DATA step

Base SAS

Understanding the Compression Attribute of a SAS Data Set


The compression attribute (via the COMPRESS= option) of a SAS data set is set when you create the file, and this attribute is a permanent setting for the data set. To change the compression attribute of a file, you have to re-create the file. When compression is used for a data set, SAS compresses only the observations, not the entire file. The compression attribute only affects the observations of the data set. The attribute does not affect procedures.

When the I/O engine delivers an observation from disk to a procedure such as APPEND, SQL, and so on, the observation is delivered in an uncompressed format by default. After the procedure is finished with the given observation and is ready to update or add to the data set, the procedure returns the observation to the engine. If the compression attribute is set to yes, then the engine compresses the observation again before placing it back into the file.

You can add to or update an existing compressed file from an uncompressed file and vice versa. The original setting of the compression attribute for the target file determines whether the I/O engine compresses the observations of the source file before the engine places them into the target file.

Determining the Effectiveness of Compression

After the data set is initially created, you can determine whether compression is effective for your data set. For example, given original-compressed-data-set in your compressed data set, follow these steps to see the difference in the total byte size between the compressed file and an uncompressed version of the file:

  1. Run the following code to create an uncompressed file from the compressed file:
       data new_data (compress=no);
          set original-compressed-data-set;
  2. Run the CONTENTS procedure for both data sets:
       proc contents data=data-set-name;
  3. In the output of each data set, multiply the Data Set Page Size that is displayed by the Number of Data Set Pages that is displayed. This number provides a close approximation of the total number of bytes required for each data set. Compare these two numbers to determine whether compression is effective for your situation.

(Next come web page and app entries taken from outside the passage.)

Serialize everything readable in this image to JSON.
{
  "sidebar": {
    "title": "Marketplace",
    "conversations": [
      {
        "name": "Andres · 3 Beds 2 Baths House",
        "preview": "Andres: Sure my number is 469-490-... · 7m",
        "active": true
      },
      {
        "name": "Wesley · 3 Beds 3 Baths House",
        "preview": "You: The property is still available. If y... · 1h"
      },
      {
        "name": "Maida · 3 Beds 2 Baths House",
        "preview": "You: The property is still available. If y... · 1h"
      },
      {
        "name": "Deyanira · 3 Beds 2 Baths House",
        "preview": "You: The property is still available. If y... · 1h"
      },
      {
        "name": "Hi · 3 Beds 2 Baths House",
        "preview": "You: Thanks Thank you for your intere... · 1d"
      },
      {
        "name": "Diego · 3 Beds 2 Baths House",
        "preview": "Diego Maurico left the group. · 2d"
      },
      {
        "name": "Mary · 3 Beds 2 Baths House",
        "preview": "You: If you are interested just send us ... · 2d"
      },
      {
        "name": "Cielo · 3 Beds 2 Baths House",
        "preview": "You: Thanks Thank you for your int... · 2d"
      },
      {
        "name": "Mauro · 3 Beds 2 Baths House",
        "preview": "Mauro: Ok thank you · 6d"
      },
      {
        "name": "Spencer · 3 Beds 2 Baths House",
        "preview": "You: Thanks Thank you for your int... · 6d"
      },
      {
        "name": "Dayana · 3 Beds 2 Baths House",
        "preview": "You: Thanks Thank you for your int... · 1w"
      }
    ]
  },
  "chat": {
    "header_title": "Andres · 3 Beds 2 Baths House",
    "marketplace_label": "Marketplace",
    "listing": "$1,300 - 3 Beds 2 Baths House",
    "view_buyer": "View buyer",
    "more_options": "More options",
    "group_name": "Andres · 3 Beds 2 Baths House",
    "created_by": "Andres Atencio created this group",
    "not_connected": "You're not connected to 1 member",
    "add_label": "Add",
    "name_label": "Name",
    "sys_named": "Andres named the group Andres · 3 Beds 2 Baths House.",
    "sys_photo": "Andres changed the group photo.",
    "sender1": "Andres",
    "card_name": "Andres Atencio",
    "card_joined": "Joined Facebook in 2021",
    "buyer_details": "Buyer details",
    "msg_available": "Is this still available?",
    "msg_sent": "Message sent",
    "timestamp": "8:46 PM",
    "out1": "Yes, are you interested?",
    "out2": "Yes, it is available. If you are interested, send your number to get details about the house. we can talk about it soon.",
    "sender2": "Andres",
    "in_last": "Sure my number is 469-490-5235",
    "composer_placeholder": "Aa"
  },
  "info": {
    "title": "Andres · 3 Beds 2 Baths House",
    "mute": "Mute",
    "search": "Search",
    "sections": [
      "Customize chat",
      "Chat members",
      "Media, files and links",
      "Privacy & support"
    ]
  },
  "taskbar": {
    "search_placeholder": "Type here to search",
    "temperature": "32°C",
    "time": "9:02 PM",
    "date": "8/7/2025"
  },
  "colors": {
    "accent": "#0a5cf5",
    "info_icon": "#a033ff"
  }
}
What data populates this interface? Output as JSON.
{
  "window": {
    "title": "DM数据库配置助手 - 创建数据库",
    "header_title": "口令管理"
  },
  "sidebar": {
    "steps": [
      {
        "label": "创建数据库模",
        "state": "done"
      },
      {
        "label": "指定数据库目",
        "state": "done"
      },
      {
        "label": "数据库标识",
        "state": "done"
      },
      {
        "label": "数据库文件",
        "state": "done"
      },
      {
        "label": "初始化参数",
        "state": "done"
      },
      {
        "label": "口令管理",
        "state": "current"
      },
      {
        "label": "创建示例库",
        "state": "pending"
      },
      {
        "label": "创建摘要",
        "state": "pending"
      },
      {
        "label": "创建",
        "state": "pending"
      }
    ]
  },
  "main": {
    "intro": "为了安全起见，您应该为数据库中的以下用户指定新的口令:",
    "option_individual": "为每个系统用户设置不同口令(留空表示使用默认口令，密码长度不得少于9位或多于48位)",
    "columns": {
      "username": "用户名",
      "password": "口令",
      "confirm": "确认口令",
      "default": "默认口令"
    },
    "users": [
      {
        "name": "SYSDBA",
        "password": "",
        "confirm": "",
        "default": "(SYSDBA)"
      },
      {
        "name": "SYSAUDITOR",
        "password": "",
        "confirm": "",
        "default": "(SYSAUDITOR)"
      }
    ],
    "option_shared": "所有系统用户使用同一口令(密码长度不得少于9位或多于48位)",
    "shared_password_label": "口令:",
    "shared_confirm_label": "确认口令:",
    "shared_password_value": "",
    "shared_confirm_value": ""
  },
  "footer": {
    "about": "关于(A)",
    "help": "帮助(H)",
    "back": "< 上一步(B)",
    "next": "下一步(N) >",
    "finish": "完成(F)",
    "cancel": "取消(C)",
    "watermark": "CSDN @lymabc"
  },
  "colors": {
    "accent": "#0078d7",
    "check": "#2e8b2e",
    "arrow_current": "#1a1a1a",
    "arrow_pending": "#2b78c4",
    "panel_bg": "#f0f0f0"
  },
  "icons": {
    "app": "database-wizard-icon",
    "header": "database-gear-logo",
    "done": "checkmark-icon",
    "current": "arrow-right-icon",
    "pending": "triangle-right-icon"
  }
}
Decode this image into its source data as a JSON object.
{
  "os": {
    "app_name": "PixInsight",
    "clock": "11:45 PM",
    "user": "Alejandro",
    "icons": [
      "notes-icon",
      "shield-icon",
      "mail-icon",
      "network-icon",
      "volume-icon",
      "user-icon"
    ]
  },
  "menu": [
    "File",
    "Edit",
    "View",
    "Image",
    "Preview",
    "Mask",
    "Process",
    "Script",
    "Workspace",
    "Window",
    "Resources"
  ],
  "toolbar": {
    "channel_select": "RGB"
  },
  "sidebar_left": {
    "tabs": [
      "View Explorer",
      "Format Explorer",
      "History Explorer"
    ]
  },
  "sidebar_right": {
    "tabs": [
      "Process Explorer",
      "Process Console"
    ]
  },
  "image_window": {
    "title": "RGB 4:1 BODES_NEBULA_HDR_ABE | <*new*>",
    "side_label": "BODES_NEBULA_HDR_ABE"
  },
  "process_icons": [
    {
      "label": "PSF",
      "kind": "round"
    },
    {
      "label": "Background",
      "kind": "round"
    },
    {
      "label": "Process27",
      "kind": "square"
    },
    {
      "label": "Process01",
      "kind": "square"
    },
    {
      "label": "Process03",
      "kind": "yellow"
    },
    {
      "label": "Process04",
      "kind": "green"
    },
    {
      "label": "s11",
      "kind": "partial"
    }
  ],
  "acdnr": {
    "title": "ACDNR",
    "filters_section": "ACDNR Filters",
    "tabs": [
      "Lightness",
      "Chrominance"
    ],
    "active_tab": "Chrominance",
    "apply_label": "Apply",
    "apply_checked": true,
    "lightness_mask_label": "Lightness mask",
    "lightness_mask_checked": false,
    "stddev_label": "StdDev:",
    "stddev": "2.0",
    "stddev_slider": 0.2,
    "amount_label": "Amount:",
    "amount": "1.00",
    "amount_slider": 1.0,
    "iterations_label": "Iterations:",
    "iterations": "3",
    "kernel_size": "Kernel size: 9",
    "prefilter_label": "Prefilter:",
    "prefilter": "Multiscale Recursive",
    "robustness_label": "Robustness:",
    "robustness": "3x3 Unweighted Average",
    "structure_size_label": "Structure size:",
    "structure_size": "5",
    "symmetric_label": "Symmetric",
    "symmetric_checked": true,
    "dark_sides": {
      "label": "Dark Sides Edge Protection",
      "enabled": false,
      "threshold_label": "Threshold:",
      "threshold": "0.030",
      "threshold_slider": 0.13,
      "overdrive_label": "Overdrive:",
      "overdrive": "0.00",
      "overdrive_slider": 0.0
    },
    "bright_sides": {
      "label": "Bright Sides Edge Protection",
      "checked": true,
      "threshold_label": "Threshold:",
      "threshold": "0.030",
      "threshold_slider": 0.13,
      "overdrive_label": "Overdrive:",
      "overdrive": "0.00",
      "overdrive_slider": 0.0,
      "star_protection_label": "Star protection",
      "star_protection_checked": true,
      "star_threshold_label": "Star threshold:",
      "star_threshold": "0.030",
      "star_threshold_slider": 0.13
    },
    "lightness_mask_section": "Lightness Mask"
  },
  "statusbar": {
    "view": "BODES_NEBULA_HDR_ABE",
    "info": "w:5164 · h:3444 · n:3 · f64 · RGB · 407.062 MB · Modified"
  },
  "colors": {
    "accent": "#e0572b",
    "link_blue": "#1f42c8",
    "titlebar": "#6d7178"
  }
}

Alternatively, you can use the operating system's LISTFILE command to generate the total byte size for the compressed data set and the uncompressed data set.

Factoring in Overhead

Each observation in a compressed data set requires a minimum of overhead. The overhead varies for each operating environment, but is typically between 812 bytes per observation.

In the following example of code, the I/O engine flips the compression setting back to COMPRESS=no because the size of the record (8 bytes for the X= option, a double variable) plus 8 bytes of overhead is 16 bytes:

   data a(compress=yes);

In this instance, the data set might require more space to compress than if the data set were left uncompressed.

For compression to be effective, you need a sufficiently large record length. Determining whether you should compress a file is strictly a disk space trade-off. The I/O engine does not account for the CPU cost because the engine cannot calculate the user's cost versus the disk cost.

Considering Costs

Some organizations charge their users for computer usage based on CPU time, disk storage, or both. These charges vary among organizations even when the same hardware is being used. Each hardware environment differs in costs versus their respective disk costs. Thus, the proper setting for the COMPRESS= option cannot be predicted programmatically for all cases. Because hardware costs are continually being reduced, the multitude of variables associated with cost cannot be maintained through a program. You must determine your costs based on your individual circumstances with regard to whether to compress your data sets.

Along with the trade-off between CPU costs versus disk costs as described previously, cache also has become a factor to consider when you determine costs. Cache has increased in size over time, and operating environments have improved to handle cache better. If your CPU costs and disk costs are equal, then you might compress your files so that your jobs run faster.

However, if your cache can hold the entire compressed data set, then the overhead to compress and uncompress your records is minimal. This cost can be much less than the cost of rolling parts of an uncompressed file into and out of the cache when the size of the data set is too large.


The compression attribute of a SAS data set can help you save space, time, and money as you work with your data sets. When you consider whether to compress your files, you should factor in the length of your observations, the costs of computer usage, and the running time of your jobs. Your individual circumstances will help you to decide whether compression is appropriate for your SAS data sets.

Your Turn

The developers, testers, and writers that bring you Base SAS Software are very excited about the potential of these capabilities of the SAS System. You can send electronic mail to with your comments.